Cuomo did discuss a push this weekend to get the lieutenant governor to replace Democratic candidate Nate McMurray in New York’s 27th Congressional District. He repeatedly said Hochul would be the best candidate to defeat incumbent Republican Chris Collins, but indicated he did not initiate the effort to push her off his own ticket.

“It’s all flattery for Kathy. (House Minority Leader) Nancy Pelosi, (House Democratic Caucus Chair) Joe Crowley, I got calls from all across the nation asking me to ask Kathy to run but I always said it was Kathy’s decision,” he said.

The governor also denied drafting embattled former Empire State Development official Sam Hoyt, who has been accused of sexually harassing a state employee, to gauge McMurray’s interest in dropping out of the race.

“But there’s no secret that many, many people have been trying to get Kathy Hochul to run and many, many people have said Kathy Hochul would be the strongest candidate and many, many people say that she would be a stronger candidate than Nate McMurray,” he said.

Despite calling the issue moot, because Hochul has continually said she does not plan to run for Congress (and McMurray, for that matter, has said he won’t drop out), the governor certainly seemed to be talking up his lieutenant governor as a House of Representatives candidate. He said he is not worried about her prospects in a primary for lieutenant governor against Brooklyn Council Member Jumaane Williams.

“She’s a very strong candidate in any position,” Cuomo said. “This congressional seat is key.”

The governor said he made it his priority to elect Democratic candidates to Congress this year. The effort seems to have zeroed in on Republican members who voted in favor of the federal tax overhaul.

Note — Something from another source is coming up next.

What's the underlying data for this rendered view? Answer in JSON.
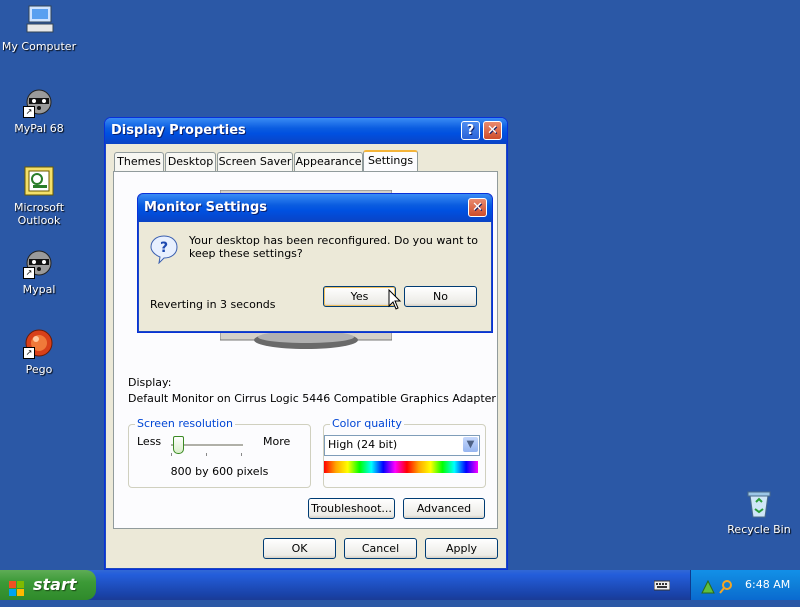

Cuomo said by capping deductions on state and local taxes at $10,000 those members hurt their constituents and put New York at a structural disadvantage when it tries to attract new businesses.